The most recent incident occurred in a girls’ game at Newburgh on Wednesday, January 11. With less than two minutes remaining in the game and the Tigers up 49-34, a physical game suddenly got too physical. Earlier in the fourth quarter, a woman had stepped onto the court to confront Kingston’s Shamari Brodhead; the woman was ejected from the gym, but the air of tension didn’t go with her.

A scramble for a loose ball, a few words exchanged between opponents: These are common occurrences in basketball games, only this time it got out of hand. Players began shoving one another, Newburgh’s bench was emptied and the home team saw one of its senior stars ejected for throwing a punch. Fans spilled onto the court and Kingston’s Alisia Lacey was reportedly punched by a male spectator.

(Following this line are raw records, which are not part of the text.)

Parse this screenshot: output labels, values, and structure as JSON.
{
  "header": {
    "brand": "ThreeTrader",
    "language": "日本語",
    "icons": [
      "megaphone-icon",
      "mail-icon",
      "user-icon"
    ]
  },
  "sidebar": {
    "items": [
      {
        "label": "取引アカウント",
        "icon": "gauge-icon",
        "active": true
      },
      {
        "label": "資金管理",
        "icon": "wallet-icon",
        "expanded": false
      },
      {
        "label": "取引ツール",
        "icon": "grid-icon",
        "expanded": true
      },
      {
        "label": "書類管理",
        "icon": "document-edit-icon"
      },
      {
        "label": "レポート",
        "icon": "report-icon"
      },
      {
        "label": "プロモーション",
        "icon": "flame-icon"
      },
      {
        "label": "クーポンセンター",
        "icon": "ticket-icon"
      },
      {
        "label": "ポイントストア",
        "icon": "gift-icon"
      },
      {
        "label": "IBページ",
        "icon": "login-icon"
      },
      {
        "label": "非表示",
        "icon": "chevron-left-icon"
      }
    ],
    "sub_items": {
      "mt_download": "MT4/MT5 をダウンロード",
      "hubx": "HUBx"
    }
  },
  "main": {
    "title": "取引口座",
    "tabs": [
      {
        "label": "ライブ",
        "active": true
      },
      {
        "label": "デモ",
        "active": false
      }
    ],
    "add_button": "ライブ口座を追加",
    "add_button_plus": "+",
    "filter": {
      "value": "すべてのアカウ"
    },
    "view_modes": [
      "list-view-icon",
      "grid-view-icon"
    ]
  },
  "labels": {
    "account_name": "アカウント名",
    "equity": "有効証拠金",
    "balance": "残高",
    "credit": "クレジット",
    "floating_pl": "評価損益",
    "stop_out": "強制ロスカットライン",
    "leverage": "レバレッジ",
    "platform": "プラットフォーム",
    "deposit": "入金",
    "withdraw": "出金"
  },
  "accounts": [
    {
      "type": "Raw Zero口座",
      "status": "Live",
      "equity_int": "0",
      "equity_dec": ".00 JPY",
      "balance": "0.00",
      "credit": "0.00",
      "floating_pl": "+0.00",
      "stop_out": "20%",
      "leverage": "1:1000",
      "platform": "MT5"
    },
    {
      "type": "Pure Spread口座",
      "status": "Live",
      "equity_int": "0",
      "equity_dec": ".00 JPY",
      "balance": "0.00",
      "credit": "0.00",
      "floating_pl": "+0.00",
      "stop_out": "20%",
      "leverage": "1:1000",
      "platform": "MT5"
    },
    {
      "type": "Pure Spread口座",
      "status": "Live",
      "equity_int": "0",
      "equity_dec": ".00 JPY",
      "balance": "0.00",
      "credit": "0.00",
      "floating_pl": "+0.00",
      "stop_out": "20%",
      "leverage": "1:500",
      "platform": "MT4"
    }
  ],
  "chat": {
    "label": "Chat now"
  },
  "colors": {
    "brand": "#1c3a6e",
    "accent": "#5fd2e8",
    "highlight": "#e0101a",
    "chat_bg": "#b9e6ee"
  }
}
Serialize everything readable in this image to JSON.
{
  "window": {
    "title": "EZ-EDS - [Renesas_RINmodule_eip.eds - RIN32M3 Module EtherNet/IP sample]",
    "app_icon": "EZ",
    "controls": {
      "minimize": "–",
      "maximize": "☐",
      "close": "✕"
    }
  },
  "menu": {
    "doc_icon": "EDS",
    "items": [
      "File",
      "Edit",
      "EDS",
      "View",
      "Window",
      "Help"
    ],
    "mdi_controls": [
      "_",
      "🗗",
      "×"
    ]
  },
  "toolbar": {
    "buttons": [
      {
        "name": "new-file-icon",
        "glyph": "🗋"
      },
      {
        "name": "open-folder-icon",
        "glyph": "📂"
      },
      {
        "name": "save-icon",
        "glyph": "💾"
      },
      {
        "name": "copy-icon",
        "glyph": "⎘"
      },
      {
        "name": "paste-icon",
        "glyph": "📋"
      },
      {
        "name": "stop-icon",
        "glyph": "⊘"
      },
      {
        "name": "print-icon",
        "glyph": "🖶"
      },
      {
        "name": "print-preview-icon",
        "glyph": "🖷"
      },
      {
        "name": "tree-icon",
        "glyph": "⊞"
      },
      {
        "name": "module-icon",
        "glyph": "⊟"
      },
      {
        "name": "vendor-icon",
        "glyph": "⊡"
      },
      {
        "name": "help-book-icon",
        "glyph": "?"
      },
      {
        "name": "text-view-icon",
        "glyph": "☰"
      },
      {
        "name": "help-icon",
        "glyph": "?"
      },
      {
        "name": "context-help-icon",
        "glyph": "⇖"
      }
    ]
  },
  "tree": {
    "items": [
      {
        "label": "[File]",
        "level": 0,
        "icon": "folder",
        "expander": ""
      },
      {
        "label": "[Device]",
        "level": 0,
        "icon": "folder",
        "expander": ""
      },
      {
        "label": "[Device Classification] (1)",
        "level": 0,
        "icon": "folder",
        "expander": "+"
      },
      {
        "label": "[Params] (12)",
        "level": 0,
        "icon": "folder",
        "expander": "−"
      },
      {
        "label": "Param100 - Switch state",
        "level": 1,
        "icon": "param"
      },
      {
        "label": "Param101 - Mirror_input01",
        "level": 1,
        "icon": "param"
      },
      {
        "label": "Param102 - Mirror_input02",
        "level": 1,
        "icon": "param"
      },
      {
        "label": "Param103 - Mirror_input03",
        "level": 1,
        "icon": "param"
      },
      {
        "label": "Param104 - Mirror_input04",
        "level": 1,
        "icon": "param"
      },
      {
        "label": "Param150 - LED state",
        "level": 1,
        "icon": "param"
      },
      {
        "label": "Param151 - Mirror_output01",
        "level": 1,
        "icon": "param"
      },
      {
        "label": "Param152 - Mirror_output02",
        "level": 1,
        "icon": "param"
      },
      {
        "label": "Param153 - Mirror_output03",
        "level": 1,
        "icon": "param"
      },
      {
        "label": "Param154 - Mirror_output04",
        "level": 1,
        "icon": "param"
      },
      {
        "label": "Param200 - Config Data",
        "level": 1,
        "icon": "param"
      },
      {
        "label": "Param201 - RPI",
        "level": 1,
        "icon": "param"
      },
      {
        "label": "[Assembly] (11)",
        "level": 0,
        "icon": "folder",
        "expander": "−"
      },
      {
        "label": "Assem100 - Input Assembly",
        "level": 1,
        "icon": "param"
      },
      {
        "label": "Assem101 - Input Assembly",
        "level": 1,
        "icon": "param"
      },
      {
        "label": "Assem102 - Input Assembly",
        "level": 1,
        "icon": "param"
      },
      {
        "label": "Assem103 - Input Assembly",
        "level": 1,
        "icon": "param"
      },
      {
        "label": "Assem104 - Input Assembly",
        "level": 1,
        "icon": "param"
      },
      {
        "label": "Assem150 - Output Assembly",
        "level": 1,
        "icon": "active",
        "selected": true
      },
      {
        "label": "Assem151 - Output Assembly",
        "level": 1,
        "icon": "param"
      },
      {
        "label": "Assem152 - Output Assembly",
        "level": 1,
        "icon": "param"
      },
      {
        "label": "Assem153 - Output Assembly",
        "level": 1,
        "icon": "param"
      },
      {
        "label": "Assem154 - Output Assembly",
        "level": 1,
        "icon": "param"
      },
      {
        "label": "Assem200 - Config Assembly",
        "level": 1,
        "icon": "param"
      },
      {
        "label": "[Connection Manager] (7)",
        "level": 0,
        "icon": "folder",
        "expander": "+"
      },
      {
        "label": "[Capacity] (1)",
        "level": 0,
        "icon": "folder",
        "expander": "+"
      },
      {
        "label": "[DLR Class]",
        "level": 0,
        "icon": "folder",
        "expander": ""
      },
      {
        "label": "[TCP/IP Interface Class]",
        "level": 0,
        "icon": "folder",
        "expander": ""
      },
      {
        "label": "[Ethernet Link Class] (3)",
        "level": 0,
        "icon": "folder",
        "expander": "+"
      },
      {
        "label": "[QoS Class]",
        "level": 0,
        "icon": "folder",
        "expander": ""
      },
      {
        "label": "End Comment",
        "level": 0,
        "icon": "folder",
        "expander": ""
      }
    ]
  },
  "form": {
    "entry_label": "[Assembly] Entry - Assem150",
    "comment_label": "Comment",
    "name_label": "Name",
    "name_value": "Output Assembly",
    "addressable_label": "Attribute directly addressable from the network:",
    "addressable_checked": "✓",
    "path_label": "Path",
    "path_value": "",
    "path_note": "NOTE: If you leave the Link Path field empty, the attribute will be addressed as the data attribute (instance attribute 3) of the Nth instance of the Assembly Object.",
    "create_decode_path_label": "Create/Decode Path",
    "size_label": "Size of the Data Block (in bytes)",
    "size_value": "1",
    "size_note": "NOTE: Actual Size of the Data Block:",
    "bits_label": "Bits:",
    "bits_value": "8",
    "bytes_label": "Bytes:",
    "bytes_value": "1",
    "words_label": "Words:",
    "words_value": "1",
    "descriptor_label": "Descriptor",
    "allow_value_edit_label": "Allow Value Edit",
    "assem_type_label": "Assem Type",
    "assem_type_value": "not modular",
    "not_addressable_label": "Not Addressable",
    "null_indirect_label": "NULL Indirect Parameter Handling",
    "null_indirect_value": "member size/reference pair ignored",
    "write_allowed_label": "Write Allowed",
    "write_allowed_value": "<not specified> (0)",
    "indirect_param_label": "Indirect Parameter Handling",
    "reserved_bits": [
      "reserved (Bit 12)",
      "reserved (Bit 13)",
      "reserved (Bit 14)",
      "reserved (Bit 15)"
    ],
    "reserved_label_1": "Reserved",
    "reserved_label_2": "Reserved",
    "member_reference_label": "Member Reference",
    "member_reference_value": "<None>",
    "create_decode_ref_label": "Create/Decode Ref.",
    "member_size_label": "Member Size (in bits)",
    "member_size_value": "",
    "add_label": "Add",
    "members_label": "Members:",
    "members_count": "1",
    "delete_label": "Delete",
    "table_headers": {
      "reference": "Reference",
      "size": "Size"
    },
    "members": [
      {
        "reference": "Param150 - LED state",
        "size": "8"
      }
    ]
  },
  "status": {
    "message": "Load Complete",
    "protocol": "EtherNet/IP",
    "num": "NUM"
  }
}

One night earlier, the boys’ varsity teams from both schools played at Kate Walton Field House, and while the game went off without incident, security was beefed up and attendance was strictly regulated so the cavernous hall was only around half-filled. Last January, the boys’ teams had a game at Kingston High end in eerily similar fashion to the girls’ game earlier this month. In that instance, it was an altercation with less than 15 seconds remaining that led to fans leaving the stands and hitting the court.

Though melees haven’t often been part of this longstanding rivalry, the recent incidents at boys’ and girls’ games in the home arenas of both courts have school officials concerned.

On Wednesday, Jan. 11, Paul Padalino was in the middle of his first official week as Kingston’s superintendent. Though he didn’t grow up in Kingston or Newburgh and didn’t work in either district before taking his administrative role on Crown Street, the rivalry was not unfamiliar to him.

“I think it’s been a lot more than the last couple of years,” he said. “It’s been a longstanding rivalry.”

The rivalry is also not unfamiliar to players from both schools, some of whom agreed to speak to the Kingston Times for this report. While a few denied the existence of a rivalry at all, preferring to focus on each game as its own unique challenge, others spoke about the very tangible tension between the two teams, which represent the two biggest Mid-Hudson cities on the west bank.

“[It’s] just the way they carry themselves, the cockiness,” said Kingston’s Micah Riddick, a junior standout on the boys’ team. “It definitely is tense on the court. Every bucket, it gets a lot more intense.”

Riddick’s teammate, Myles Santiago, has known about the rivalry for a long time.